Where in the entries below does "September" appear? Copy every line that has it.
Entries provided section start
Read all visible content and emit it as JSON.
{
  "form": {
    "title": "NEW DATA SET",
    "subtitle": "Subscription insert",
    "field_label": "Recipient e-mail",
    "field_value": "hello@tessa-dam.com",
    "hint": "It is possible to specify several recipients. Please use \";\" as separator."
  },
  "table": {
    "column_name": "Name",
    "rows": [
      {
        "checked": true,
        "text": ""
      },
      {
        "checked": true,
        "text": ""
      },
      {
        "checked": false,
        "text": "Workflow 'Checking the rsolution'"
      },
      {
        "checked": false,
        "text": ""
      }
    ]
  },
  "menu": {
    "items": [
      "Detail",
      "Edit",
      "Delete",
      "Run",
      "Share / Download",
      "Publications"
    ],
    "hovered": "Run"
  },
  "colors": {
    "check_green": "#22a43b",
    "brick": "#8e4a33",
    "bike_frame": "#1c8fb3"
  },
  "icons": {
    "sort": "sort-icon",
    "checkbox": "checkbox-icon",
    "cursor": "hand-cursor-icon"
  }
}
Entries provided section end
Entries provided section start
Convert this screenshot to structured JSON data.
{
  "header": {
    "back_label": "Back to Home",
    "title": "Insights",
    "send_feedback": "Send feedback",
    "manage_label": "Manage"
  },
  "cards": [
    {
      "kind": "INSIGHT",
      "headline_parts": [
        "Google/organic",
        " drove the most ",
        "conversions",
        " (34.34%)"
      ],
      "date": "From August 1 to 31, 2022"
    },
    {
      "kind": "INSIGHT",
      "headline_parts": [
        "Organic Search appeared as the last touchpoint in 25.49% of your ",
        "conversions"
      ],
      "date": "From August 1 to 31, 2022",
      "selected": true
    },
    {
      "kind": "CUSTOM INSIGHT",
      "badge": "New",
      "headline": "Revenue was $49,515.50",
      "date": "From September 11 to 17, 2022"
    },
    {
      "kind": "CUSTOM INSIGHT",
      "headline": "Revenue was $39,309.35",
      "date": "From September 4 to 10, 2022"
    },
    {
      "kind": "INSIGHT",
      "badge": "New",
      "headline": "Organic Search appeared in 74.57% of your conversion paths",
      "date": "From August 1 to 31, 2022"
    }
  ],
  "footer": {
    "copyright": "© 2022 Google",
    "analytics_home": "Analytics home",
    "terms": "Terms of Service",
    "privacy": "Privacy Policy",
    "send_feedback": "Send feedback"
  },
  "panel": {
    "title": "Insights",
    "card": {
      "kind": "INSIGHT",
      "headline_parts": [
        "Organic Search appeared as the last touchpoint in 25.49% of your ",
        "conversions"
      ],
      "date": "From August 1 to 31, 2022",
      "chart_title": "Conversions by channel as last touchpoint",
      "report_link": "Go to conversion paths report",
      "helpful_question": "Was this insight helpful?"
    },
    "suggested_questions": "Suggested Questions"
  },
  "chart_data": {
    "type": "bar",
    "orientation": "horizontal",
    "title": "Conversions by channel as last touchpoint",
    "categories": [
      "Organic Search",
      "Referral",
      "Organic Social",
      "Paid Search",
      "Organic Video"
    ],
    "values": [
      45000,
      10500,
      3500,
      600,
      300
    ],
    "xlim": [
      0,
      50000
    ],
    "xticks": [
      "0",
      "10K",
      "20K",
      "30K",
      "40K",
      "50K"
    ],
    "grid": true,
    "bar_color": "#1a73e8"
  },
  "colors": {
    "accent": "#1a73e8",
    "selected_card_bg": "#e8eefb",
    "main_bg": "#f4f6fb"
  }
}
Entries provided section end
__Written response__:
      "date": "From September 11 to 17, 2022"
      "date": "From September 4 to 10, 2022"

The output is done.